This constellation of claims fails on the facts. As the Court found above, Collins was not promised any benefits in exchange for his cooperation. What's more, after confessing to having sent drugs from Arizona and being given an opportunity to cooperate, Collins not only failed to provide federal authorities with any useful information, but he also continued to engage in unauthorized criminal activity. Contrary to his oft-repeated claim, Collins was not entitled to any consideration for cooperation. In particular, he was not deserving of a § 5K1.1 motion for the simple fact that he had not provided substantial assistance; the Government's refusal to file such a motion was not made in bad faith or premised on any impermissible factor.
To state it plainly, Collins' decision to plead guilty was voluntary and intelligent. As Collins himself acknowledged, he had no viable defense to the charge he faced. In pressing that charge and pursuing a within-guidelines sentence, the Government did not wrongfully deprive Collins of any benefit he had earned or promise he had been made. It is also clear that Cascarano's refusal to make Collins' meritless claims of compliance with the cooperation agreement an evidentiary issue during the plea and sentencing proceedings was objectively reasonable and caused Collins no prejudice. Pushing his arguments about cooperation would have been as fruitless then as it is here.
Furthermore, contrary to any suggestion Collins may have made that he was deceived by the error in the predicted sentencing guidelines range that appeared in the first written plea agreement, the record demonstrates unequivocally that, before the Court accepted his guilty plea, Collins was properly advised and understood that he would likely be sentenced as a career offender. With that understanding, Collins signed a revised plea agreement that correctly predicted his career offender guidelines range, returned to Court, and, during his plea colloquy, acknowledged that the determination of the applicable range and his sentence was exclusively the job of the Court.
There was thus no "bait and switch" as Collins contends, whether with respect to the opportunity he was given to cooperate or the guilty plea he entered or the sentence he received. Collins' claims are therefore denied.
III. Certificate of appealability.

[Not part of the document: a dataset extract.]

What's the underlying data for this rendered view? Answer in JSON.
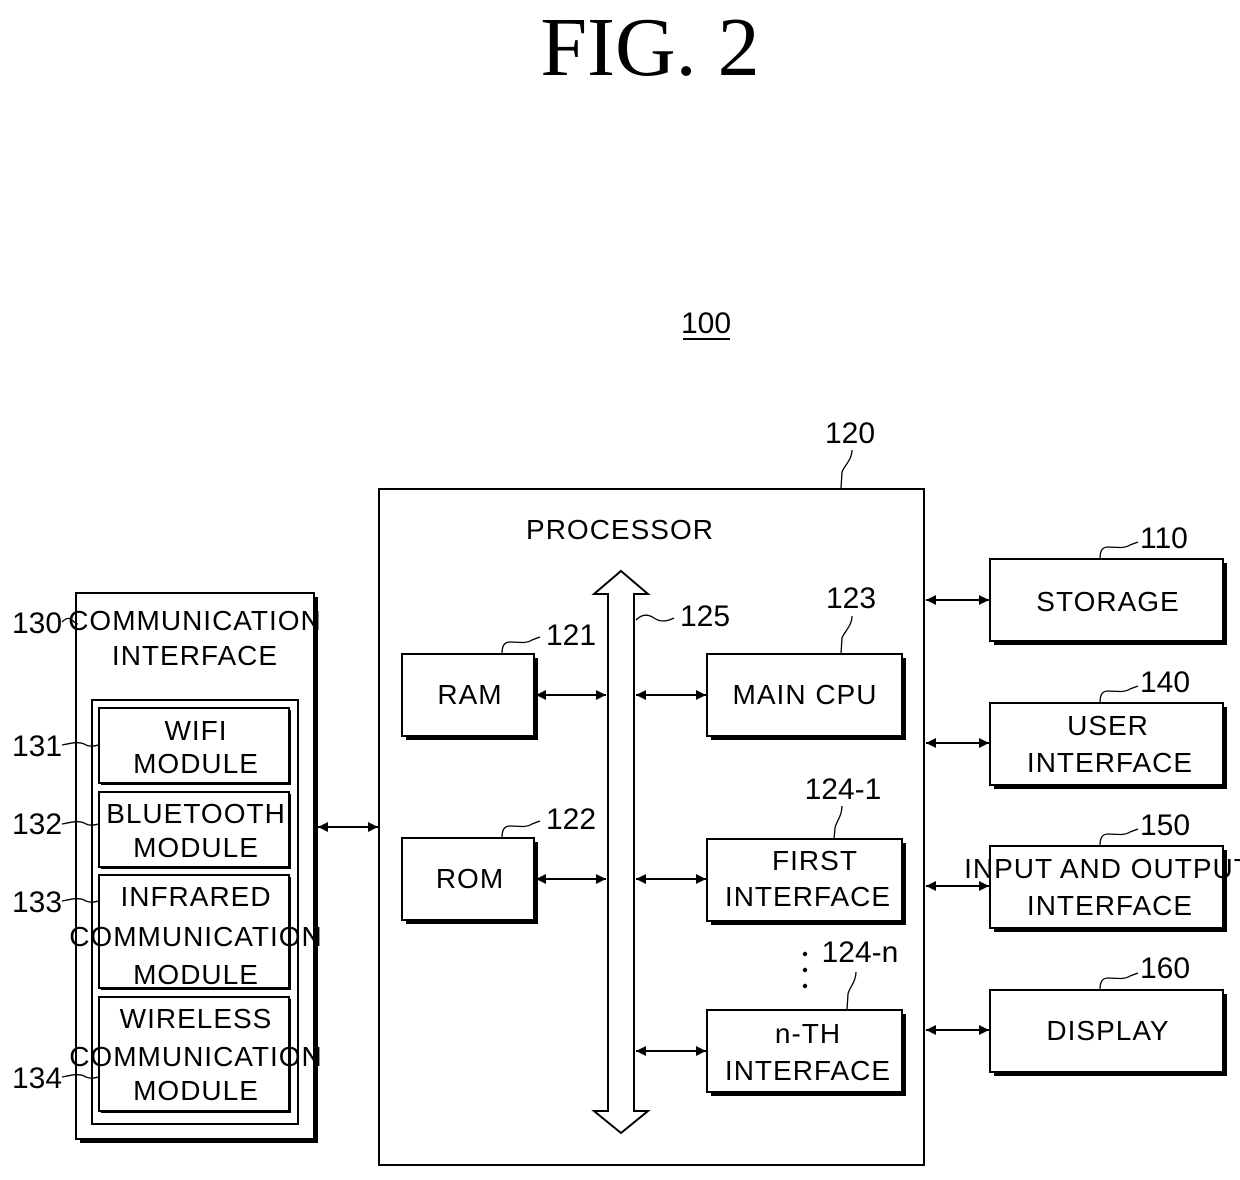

Under 28 U.S.C. § 2253(c), an appeal may not be taken from a final order denying a § 2255 motion without a certificate of appealability, which "may issue... only if the applicant has made a substantial showing of the denial of a constitutional right." As here, "[w]here a district court has rejected the constitutional claims on the merits, the showing required to satisfy § 2253(c) is straightforward: The petitioner must demonstrate that reasonable jurists would find the district court's assessment of the constitutional claims debatable or wrong." Slack v. McDaniel, 529 U.S. 473, 484 (2000).

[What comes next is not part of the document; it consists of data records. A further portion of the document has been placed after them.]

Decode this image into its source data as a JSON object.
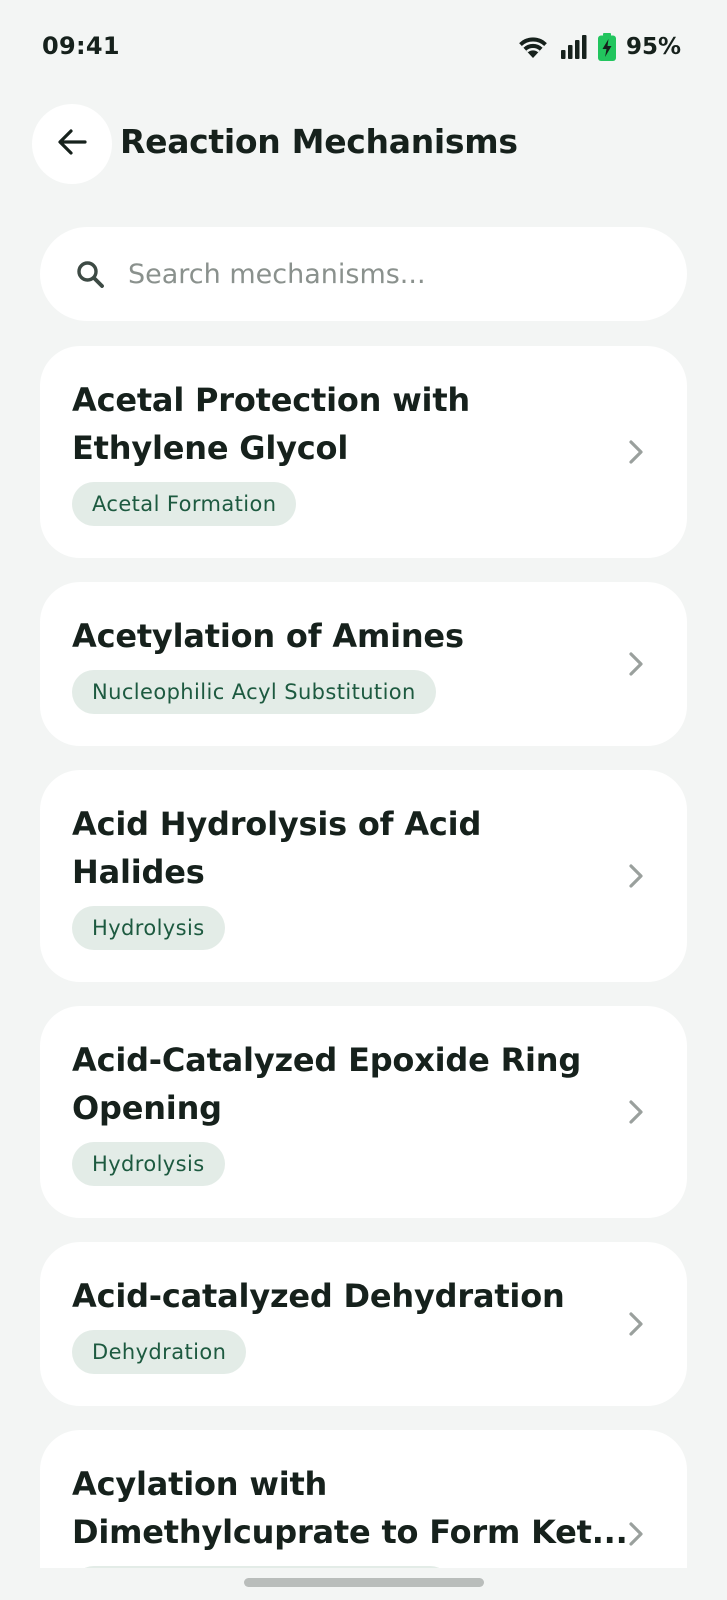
{
  "status_bar": {
    "time": "09:41",
    "battery_percent": "95%",
    "icons": [
      "wifi-icon",
      "signal-icon",
      "battery-charging-icon"
    ]
  },
  "header": {
    "title": "Reaction Mechanisms",
    "back_icon": "arrow-left-icon"
  },
  "search": {
    "placeholder": "Search mechanisms..."
  },
  "mechanisms": [
    {
      "line1": "Acetal Protection with",
      "line2": "Ethylene Glycol",
      "category": "Acetal Formation"
    },
    {
      "line1": "Acetylation of Amines",
      "line2": "",
      "category": "Nucleophilic Acyl Substitution"
    },
    {
      "line1": "Acid Hydrolysis of Acid",
      "line2": "Halides",
      "category": "Hydrolysis"
    },
    {
      "line1": "Acid-Catalyzed Epoxide Ring",
      "line2": "Opening",
      "category": "Hydrolysis"
    },
    {
      "line1": "Acid-catalyzed Dehydration",
      "line2": "",
      "category": "Dehydration"
    },
    {
      "line1": "Acylation with",
      "line2": "Dimethylcuprate to Form Ket...",
      "category": ""
    }
  ],
  "colors": {
    "background": "#f3f5f4",
    "card": "#ffffff",
    "tag_bg": "#e3ece7",
    "tag_text": "#1d5a40",
    "battery": "#22c55e"
  }
}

Because Collins has not demonstrated that reasonable jurists would find the rejection of his constitutional claims debatable or wrong, the Court declines to issue a certificate of appealability.
Based on the files, records, and proceedings herein, and for the reasons stated above, IT IS ORDERED THAT:
1. Defendant's Motion under 28 U.S.C. § 2255 to Vacate or Set Aside Sentence [ECF No. 98] is DENIED.
2. A certificate of appealability is DENIED.
LET JUDGMENT BE ENTERED ACCORDINGLY.